START Data extract
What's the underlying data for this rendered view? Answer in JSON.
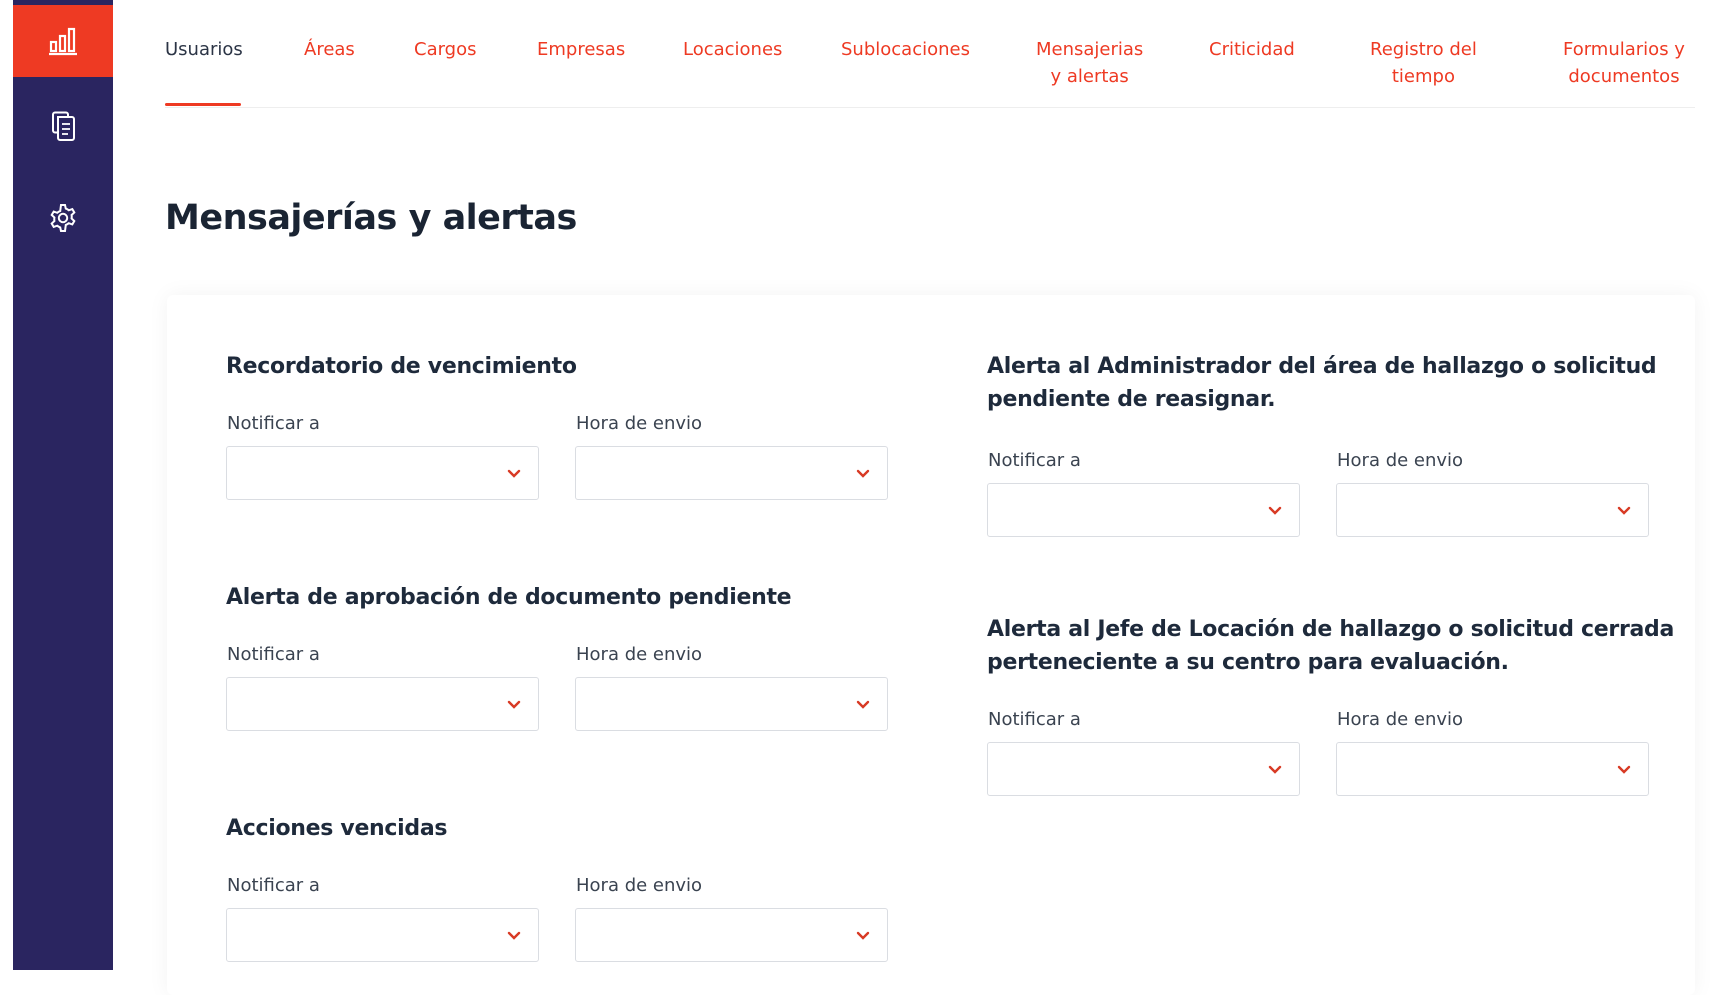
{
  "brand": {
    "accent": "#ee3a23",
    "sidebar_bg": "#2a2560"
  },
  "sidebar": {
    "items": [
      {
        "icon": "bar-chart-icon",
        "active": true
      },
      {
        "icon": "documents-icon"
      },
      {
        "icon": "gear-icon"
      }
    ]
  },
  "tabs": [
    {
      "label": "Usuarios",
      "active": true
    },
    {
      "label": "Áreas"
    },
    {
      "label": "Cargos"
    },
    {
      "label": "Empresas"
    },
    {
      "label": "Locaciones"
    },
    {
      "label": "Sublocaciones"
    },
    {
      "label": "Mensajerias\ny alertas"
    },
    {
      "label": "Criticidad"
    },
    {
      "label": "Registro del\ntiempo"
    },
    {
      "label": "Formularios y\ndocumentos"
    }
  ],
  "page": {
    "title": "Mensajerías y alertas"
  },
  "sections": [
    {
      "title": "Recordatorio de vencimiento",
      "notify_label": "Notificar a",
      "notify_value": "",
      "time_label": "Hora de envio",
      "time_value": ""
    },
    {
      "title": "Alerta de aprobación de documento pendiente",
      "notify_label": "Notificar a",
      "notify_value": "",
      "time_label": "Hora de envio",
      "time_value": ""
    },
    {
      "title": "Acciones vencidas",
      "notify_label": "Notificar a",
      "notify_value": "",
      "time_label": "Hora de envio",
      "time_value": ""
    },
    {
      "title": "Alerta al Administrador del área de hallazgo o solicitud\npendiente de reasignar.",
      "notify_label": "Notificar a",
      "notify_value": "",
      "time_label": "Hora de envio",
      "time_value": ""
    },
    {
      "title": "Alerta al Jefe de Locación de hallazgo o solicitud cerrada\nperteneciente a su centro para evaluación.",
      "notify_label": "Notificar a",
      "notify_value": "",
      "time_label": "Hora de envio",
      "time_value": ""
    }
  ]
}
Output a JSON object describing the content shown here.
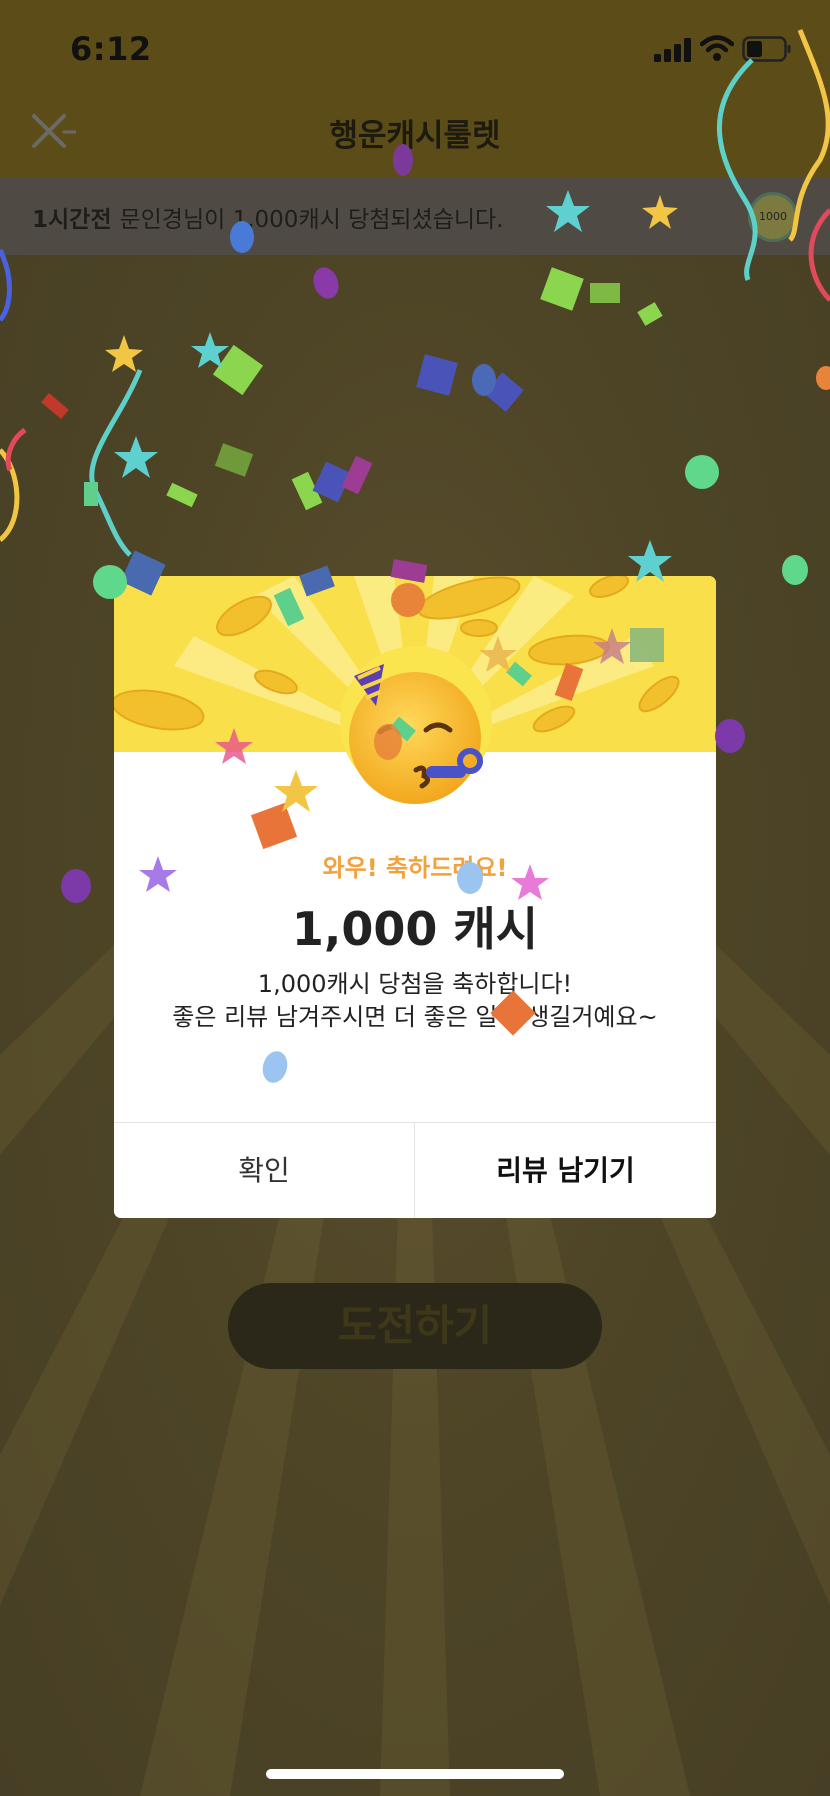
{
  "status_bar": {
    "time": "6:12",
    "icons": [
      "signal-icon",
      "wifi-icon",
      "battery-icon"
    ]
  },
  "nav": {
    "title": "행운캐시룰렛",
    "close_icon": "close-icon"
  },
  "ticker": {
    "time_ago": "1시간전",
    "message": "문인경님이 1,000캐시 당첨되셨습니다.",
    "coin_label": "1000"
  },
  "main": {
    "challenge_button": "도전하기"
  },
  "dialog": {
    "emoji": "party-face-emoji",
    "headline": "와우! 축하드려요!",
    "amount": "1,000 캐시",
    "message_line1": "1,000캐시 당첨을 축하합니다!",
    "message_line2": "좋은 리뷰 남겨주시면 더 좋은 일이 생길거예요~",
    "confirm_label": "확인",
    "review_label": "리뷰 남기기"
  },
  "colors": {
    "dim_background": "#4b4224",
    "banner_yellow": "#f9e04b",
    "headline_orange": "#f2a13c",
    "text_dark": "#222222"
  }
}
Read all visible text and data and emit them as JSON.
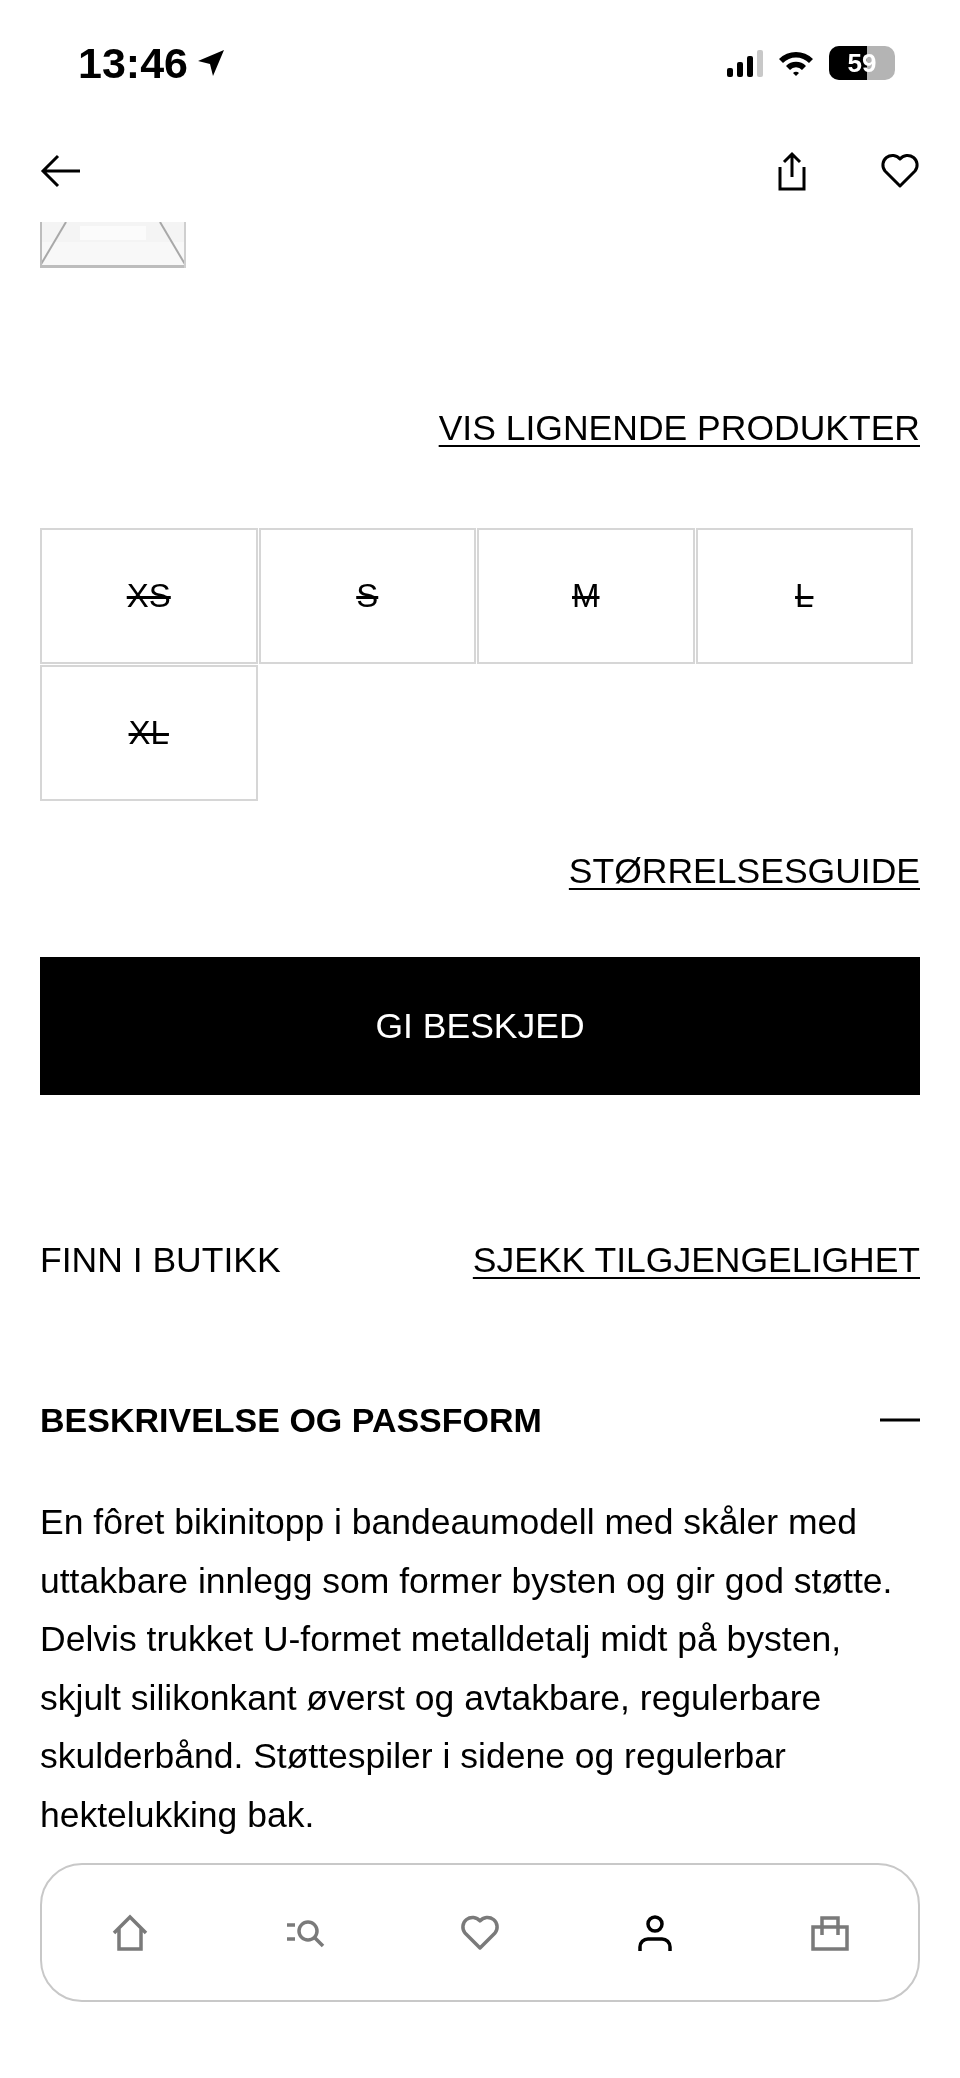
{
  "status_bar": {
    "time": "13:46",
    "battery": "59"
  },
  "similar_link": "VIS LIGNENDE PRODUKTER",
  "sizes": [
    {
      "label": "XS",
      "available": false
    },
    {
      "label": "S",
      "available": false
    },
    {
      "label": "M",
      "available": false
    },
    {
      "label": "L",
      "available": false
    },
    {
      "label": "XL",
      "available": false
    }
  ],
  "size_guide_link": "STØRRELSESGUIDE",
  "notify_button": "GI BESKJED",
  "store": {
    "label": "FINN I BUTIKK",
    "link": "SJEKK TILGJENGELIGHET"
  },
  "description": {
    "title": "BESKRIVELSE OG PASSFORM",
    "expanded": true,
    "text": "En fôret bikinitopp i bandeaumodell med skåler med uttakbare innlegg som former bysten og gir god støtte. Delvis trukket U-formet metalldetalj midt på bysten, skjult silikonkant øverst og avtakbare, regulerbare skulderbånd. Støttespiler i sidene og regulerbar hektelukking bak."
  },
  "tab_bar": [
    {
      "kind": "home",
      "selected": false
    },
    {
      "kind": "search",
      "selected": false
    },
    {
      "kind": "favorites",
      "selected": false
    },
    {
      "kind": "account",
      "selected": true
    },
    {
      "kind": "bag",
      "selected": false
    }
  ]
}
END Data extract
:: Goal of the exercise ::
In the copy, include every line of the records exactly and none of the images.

:: Exercise result ::
What's the underlying data for this rendered view? Answer in JSON.
{
  "brand": {
    "accent": "#ee3a23",
    "sidebar_bg": "#2a2560"
  },
  "sidebar": {
    "items": [
      {
        "icon": "bar-chart-icon",
        "active": true
      },
      {
        "icon": "documents-icon"
      },
      {
        "icon": "gear-icon"
      }
    ]
  },
  "tabs": [
    {
      "label": "Usuarios",
      "active": true
    },
    {
      "label": "Áreas"
    },
    {
      "label": "Cargos"
    },
    {
      "label": "Empresas"
    },
    {
      "label": "Locaciones"
    },
    {
      "label": "Sublocaciones"
    },
    {
      "label": "Mensajerias\ny alertas"
    },
    {
      "label": "Criticidad"
    },
    {
      "label": "Registro del\ntiempo"
    },
    {
      "label": "Formularios y\ndocumentos"
    }
  ],
  "page": {
    "title": "Mensajerías y alertas"
  },
  "sections": [
    {
      "title": "Recordatorio de vencimiento",
      "notify_label": "Notificar a",
      "notify_value": "",
      "time_label": "Hora de envio",
      "time_value": ""
    },
    {
      "title": "Alerta de aprobación de documento pendiente",
      "notify_label": "Notificar a",
      "notify_value": "",
      "time_label": "Hora de envio",
      "time_value": ""
    },
    {
      "title": "Acciones vencidas",
      "notify_label": "Notificar a",
      "notify_value": "",
      "time_label": "Hora de envio",
      "time_value": ""
    },
    {
      "title": "Alerta al Administrador del área de hallazgo o solicitud\npendiente de reasignar.",
      "notify_label": "Notificar a",
      "notify_value": "",
      "time_label": "Hora de envio",
      "time_value": ""
    },
    {
      "title": "Alerta al Jefe de Locación de hallazgo o solicitud cerrada\nperteneciente a su centro para evaluación.",
      "notify_label": "Notificar a",
      "notify_value": "",
      "time_label": "Hora de envio",
      "time_value": ""
    }
  ]
}
Output a JSON object describing the content shown here.
{
  "status_bar": {
    "time": "6:12",
    "icons": [
      "signal-icon",
      "wifi-icon",
      "battery-icon"
    ]
  },
  "nav": {
    "title": "행운캐시룰렛",
    "close_icon": "close-icon"
  },
  "ticker": {
    "time_ago": "1시간전",
    "message": "문인경님이 1,000캐시 당첨되셨습니다.",
    "coin_label": "1000"
  },
  "main": {
    "challenge_button": "도전하기"
  },
  "dialog": {
    "emoji": "party-face-emoji",
    "headline": "와우! 축하드려요!",
    "amount": "1,000 캐시",
    "message_line1": "1,000캐시 당첨을 축하합니다!",
    "message_line2": "좋은 리뷰 남겨주시면 더 좋은 일이 생길거예요~",
    "confirm_label": "확인",
    "review_label": "리뷰 남기기"
  },
  "colors": {
    "dim_background": "#4b4224",
    "banner_yellow": "#f9e04b",
    "headline_orange": "#f2a13c",
    "text_dark": "#222222"
  }
}
Read all visible text and data and emit them as JSON.
{
  "status_bar": {
    "time": "13:46",
    "battery": "59"
  },
  "similar_link": "VIS LIGNENDE PRODUKTER",
  "sizes": [
    {
      "label": "XS",
      "available": false
    },
    {
      "label": "S",
      "available": false
    },
    {
      "label": "M",
      "available": false
    },
    {
      "label": "L",
      "available": false
    },
    {
      "label": "XL",
      "available": false
    }
  ],
  "size_guide_link": "STØRRELSESGUIDE",
  "notify_button": "GI BESKJED",
  "store": {
    "label": "FINN I BUTIKK",
    "link": "SJEKK TILGJENGELIGHET"
  },
  "description": {
    "title": "BESKRIVELSE OG PASSFORM",
    "expanded": true,
    "text": "En fôret bikinitopp i bandeaumodell med skåler med uttakbare innlegg som former bysten og gir god støtte. Delvis trukket U-formet metalldetalj midt på bysten, skjult silikonkant øverst og avtakbare, regulerbare skulderbånd. Støttespiler i sidene og regulerbar hektelukking bak."
  },
  "tab_bar": [
    {
      "kind": "home",
      "selected": false
    },
    {
      "kind": "search",
      "selected": false
    },
    {
      "kind": "favorites",
      "selected": false
    },
    {
      "kind": "account",
      "selected": true
    },
    {
      "kind": "bag",
      "selected": false
    }
  ]
}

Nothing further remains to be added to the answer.